[[ Exercise data open ]]

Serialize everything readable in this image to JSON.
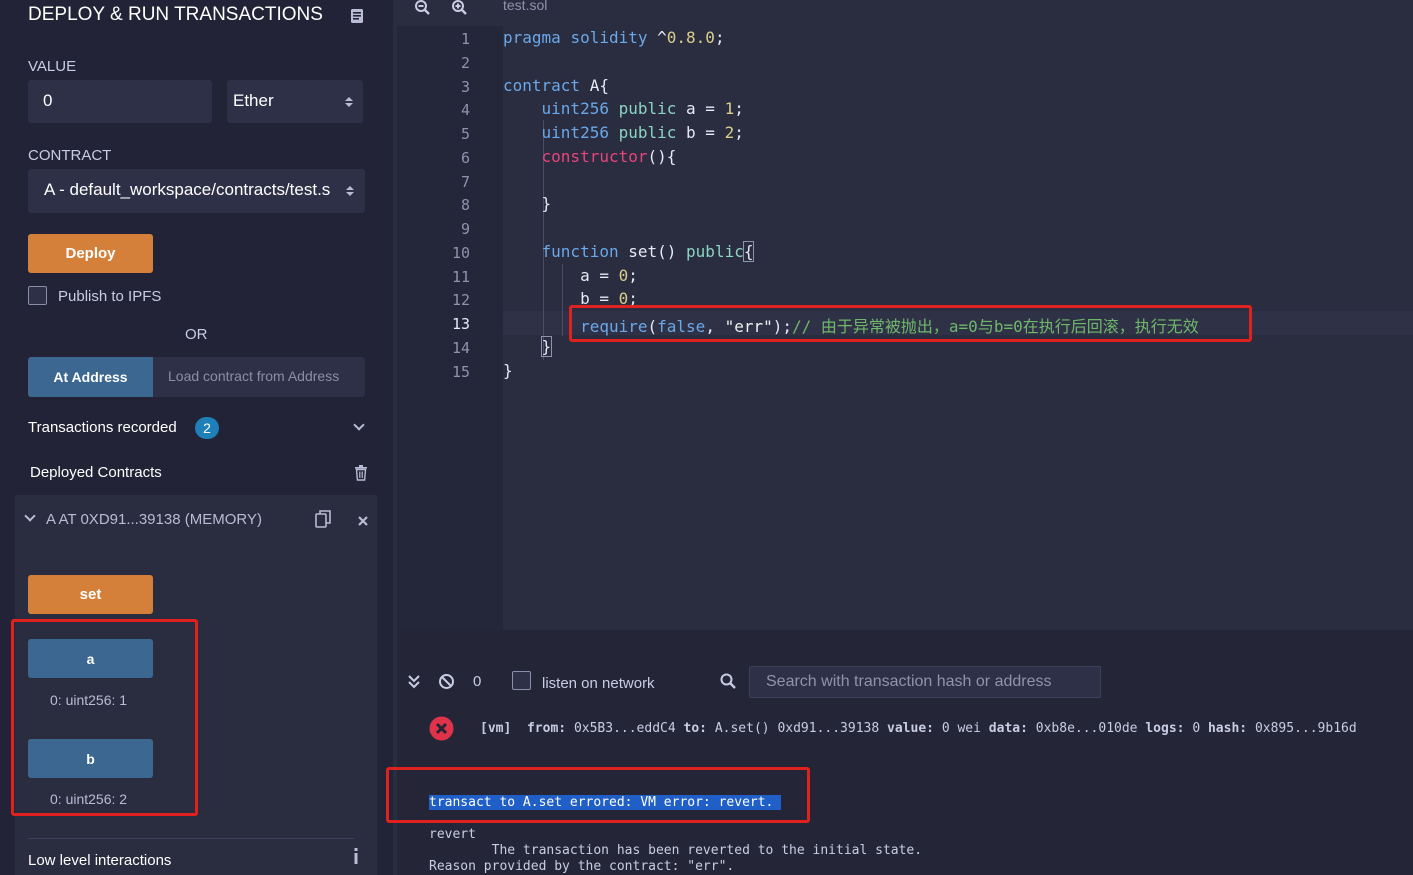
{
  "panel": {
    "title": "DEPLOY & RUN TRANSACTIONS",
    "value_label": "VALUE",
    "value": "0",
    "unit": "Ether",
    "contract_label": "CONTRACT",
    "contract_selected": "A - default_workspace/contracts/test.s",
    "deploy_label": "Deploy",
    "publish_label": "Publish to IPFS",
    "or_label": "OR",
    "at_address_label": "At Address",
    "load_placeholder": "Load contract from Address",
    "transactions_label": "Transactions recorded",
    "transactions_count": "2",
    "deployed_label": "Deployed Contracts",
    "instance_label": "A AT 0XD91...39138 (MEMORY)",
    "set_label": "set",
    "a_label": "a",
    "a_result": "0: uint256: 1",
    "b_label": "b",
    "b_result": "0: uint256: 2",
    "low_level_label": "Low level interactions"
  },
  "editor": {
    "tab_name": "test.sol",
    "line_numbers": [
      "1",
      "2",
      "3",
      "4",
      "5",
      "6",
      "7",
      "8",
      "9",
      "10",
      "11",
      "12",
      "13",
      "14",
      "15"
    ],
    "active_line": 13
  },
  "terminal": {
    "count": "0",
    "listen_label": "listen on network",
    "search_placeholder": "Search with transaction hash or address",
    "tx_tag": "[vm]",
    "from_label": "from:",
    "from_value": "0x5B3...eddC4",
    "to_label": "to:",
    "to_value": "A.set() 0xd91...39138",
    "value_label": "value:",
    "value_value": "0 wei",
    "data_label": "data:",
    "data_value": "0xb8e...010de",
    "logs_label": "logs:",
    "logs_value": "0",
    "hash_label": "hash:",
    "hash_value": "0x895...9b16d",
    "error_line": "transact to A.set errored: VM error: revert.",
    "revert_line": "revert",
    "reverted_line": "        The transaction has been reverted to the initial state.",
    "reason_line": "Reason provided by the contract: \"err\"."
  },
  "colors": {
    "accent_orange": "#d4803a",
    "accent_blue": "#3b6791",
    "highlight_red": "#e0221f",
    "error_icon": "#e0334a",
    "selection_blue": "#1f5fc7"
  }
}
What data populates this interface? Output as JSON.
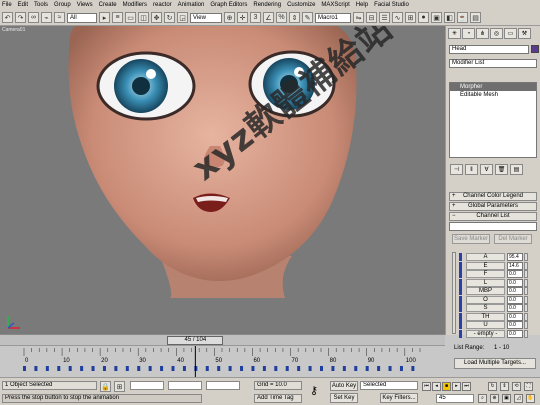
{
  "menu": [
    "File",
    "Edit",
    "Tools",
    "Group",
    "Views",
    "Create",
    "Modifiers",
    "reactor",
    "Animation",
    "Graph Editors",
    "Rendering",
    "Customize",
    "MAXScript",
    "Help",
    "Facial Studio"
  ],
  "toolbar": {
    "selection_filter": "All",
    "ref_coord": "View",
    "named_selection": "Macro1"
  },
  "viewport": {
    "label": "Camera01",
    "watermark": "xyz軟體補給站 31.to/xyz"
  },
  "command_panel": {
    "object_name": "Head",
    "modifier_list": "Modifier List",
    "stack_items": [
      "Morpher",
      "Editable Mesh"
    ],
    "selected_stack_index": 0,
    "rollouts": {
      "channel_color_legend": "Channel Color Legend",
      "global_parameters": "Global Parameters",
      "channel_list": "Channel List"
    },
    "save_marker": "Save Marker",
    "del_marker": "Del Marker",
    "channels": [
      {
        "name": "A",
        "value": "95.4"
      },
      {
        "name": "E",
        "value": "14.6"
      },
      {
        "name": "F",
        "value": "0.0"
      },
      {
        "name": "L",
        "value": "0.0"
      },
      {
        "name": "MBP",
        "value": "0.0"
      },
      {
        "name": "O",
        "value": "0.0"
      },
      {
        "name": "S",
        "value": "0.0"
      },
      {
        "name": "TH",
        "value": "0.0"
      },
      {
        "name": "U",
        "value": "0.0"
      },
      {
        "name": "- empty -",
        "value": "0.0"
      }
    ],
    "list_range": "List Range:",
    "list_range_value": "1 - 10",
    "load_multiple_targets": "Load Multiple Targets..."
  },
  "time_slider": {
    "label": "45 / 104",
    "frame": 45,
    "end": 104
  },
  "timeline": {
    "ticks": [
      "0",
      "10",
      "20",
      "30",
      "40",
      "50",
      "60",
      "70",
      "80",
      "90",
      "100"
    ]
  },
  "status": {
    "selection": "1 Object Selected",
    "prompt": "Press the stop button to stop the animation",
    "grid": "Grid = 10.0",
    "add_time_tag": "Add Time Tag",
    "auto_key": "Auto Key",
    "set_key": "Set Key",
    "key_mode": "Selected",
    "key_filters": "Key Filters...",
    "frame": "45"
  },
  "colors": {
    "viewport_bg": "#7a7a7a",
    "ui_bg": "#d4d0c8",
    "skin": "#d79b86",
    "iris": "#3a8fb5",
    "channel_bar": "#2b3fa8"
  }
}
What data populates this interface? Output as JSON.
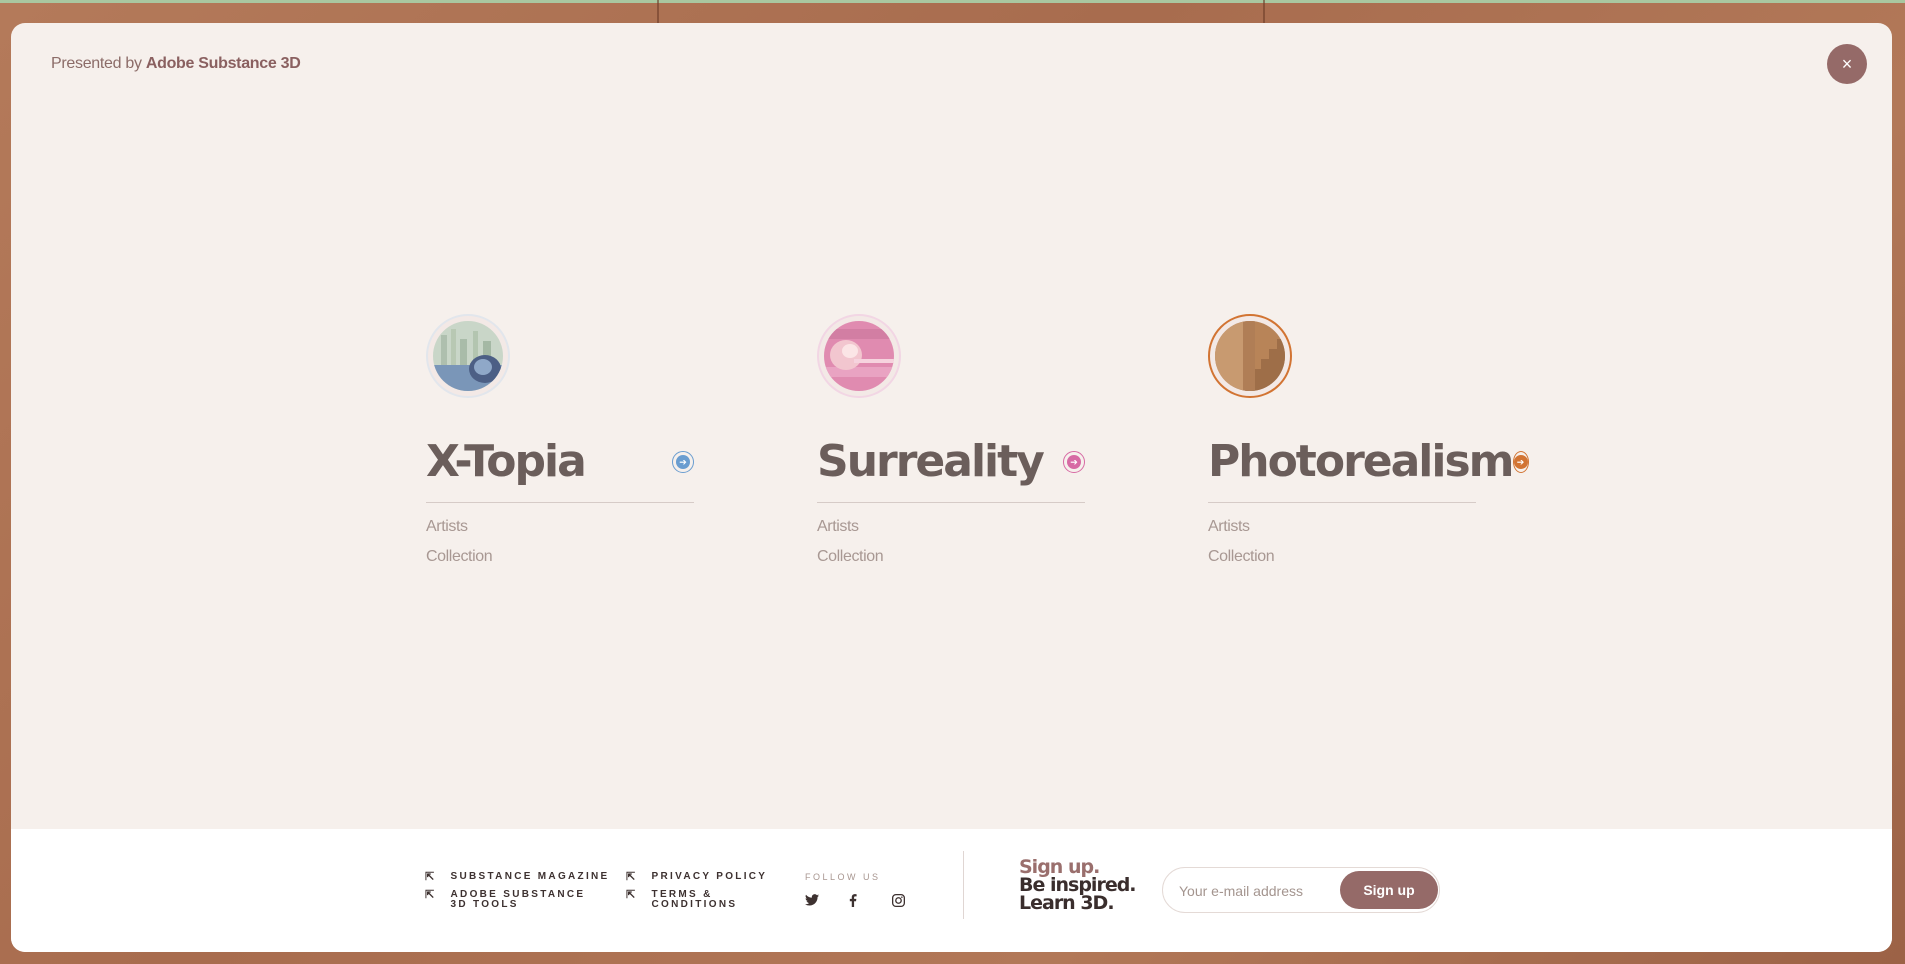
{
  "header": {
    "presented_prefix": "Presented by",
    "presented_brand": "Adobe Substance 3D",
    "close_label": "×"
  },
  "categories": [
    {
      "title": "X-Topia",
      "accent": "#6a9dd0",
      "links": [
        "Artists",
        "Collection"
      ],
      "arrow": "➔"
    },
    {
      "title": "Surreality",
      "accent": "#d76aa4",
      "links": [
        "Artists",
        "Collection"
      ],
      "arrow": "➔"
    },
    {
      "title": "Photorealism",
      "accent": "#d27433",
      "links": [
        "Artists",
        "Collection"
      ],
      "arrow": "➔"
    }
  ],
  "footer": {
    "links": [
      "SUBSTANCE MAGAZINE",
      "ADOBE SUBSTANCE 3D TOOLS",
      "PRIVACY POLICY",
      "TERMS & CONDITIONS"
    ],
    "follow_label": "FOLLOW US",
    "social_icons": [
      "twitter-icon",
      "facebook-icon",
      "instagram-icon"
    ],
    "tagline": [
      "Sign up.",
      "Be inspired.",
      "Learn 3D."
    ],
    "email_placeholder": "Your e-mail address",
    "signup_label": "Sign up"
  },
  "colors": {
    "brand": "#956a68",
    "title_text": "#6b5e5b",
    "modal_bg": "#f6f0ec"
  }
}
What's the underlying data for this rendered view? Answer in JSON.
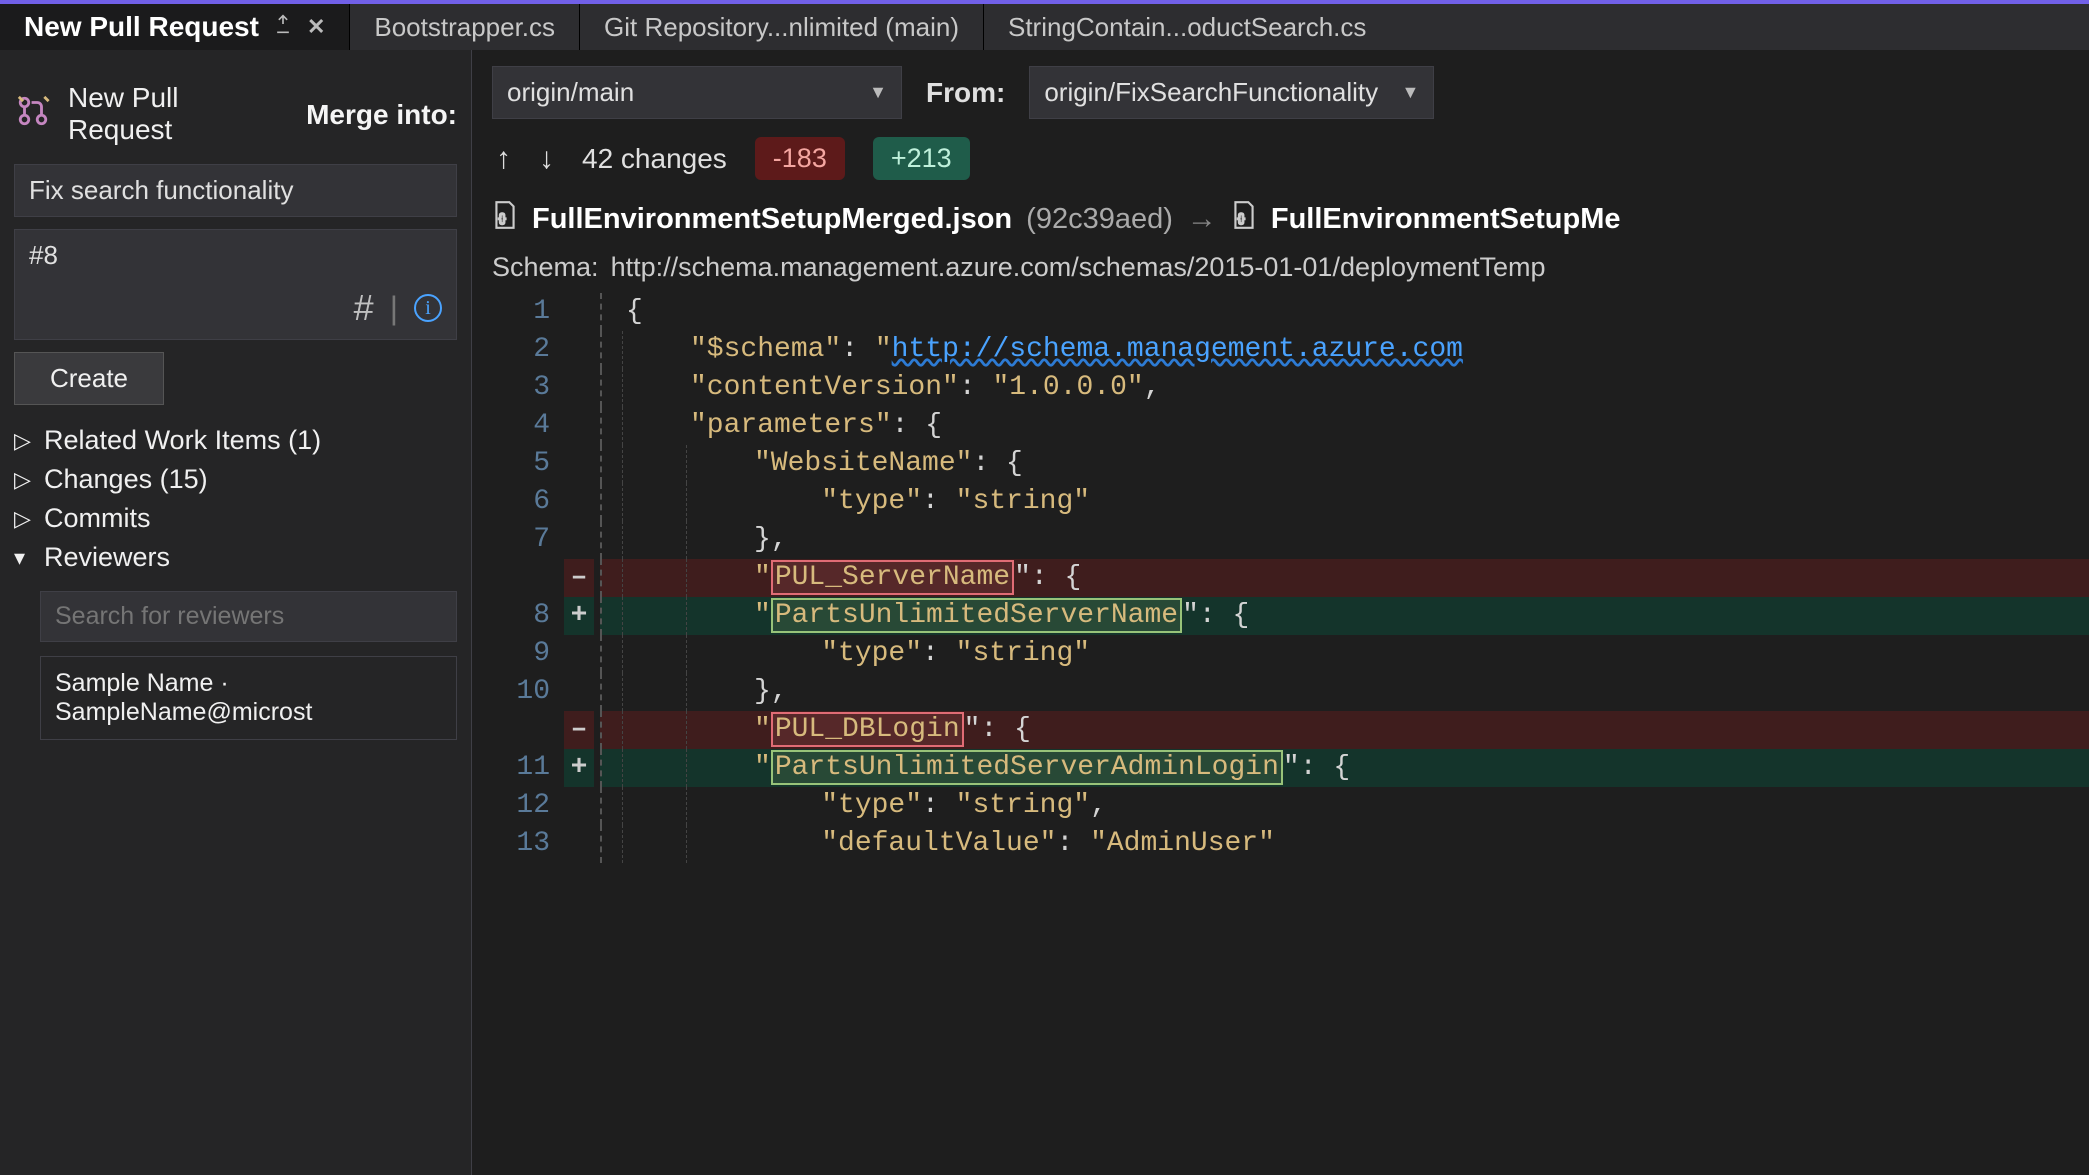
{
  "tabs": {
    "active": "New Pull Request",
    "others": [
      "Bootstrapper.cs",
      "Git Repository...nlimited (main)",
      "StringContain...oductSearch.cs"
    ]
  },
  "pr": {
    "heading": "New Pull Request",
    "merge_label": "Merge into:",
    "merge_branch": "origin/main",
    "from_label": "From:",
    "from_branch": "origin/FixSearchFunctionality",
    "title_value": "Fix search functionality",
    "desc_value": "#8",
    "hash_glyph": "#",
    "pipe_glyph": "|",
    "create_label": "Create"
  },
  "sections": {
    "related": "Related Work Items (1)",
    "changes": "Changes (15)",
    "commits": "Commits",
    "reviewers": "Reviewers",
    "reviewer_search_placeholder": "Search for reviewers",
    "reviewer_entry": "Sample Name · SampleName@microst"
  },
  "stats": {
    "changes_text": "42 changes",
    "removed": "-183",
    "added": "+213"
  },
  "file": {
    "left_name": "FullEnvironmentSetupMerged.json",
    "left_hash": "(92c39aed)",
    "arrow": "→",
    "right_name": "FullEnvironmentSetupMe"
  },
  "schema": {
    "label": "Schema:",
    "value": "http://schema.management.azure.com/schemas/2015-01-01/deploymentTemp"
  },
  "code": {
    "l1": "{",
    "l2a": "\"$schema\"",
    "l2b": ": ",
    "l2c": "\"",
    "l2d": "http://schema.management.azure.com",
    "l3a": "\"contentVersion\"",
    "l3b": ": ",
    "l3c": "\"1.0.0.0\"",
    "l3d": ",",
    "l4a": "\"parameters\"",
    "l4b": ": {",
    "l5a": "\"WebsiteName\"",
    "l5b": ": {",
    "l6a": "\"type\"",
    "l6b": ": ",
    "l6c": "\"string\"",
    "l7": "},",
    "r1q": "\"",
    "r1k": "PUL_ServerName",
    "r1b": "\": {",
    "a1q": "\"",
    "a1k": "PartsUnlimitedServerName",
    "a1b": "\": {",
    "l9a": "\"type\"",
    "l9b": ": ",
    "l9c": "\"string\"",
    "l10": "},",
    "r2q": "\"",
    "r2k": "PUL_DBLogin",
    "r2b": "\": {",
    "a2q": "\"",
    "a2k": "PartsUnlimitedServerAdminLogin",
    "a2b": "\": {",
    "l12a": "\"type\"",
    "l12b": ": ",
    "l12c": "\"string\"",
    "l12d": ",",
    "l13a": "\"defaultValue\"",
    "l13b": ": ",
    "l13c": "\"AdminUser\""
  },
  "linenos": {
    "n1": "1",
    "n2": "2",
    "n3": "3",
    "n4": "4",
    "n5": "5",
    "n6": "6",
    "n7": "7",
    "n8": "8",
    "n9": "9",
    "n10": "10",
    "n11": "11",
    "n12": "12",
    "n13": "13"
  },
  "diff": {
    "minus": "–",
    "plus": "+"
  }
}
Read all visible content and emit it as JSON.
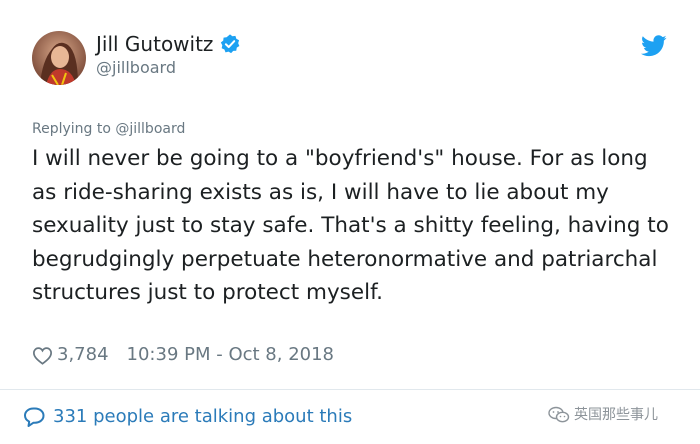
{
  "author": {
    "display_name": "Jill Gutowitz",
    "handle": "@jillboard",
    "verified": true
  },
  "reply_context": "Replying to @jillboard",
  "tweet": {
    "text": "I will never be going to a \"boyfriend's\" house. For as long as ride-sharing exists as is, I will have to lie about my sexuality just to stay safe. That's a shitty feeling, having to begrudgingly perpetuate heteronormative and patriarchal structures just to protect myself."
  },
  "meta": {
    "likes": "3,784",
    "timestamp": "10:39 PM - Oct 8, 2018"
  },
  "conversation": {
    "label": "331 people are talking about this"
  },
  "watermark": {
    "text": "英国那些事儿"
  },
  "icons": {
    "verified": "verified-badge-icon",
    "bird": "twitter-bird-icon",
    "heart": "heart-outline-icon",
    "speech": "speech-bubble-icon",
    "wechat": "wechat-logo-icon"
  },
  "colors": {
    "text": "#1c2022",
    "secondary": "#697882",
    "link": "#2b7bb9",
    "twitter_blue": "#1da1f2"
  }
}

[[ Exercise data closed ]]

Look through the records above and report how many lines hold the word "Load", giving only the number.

§ **Your solution**
2